● EXERCISE: The entries below need to be written out exactly, with no pictures included.

● GIVEN INFORMATION:
○ ○ ○
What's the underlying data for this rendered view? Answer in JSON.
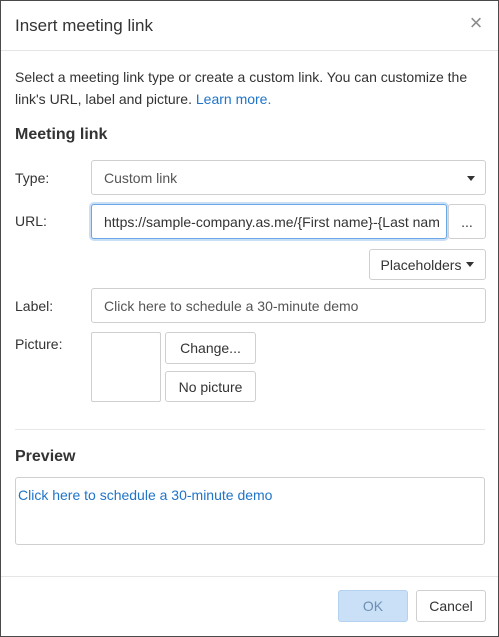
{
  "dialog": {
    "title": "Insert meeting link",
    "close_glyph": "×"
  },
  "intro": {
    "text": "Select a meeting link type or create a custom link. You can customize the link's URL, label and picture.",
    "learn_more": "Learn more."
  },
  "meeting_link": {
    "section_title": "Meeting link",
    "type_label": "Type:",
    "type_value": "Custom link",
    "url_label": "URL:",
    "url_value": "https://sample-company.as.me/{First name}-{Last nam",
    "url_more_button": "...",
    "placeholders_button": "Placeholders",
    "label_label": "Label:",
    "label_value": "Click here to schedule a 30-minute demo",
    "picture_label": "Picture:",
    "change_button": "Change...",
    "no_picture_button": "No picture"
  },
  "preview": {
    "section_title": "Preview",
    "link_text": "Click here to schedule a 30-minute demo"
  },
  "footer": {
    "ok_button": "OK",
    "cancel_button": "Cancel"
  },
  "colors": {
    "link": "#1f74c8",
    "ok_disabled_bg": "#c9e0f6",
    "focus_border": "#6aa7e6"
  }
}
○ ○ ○
● WORKED SOLUTION:
What's the underlying data for this rendered view? Answer in JSON.
{
  "dialog": {
    "title": "Insert meeting link",
    "close_glyph": "×"
  },
  "intro": {
    "text": "Select a meeting link type or create a custom link. You can customize the link's URL, label and picture.",
    "learn_more": "Learn more."
  },
  "meeting_link": {
    "section_title": "Meeting link",
    "type_label": "Type:",
    "type_value": "Custom link",
    "url_label": "URL:",
    "url_value": "https://sample-company.as.me/{First name}-{Last nam",
    "url_more_button": "...",
    "placeholders_button": "Placeholders",
    "label_label": "Label:",
    "label_value": "Click here to schedule a 30-minute demo",
    "picture_label": "Picture:",
    "change_button": "Change...",
    "no_picture_button": "No picture"
  },
  "preview": {
    "section_title": "Preview",
    "link_text": "Click here to schedule a 30-minute demo"
  },
  "footer": {
    "ok_button": "OK",
    "cancel_button": "Cancel"
  },
  "colors": {
    "link": "#1f74c8",
    "ok_disabled_bg": "#c9e0f6",
    "focus_border": "#6aa7e6"
  }
}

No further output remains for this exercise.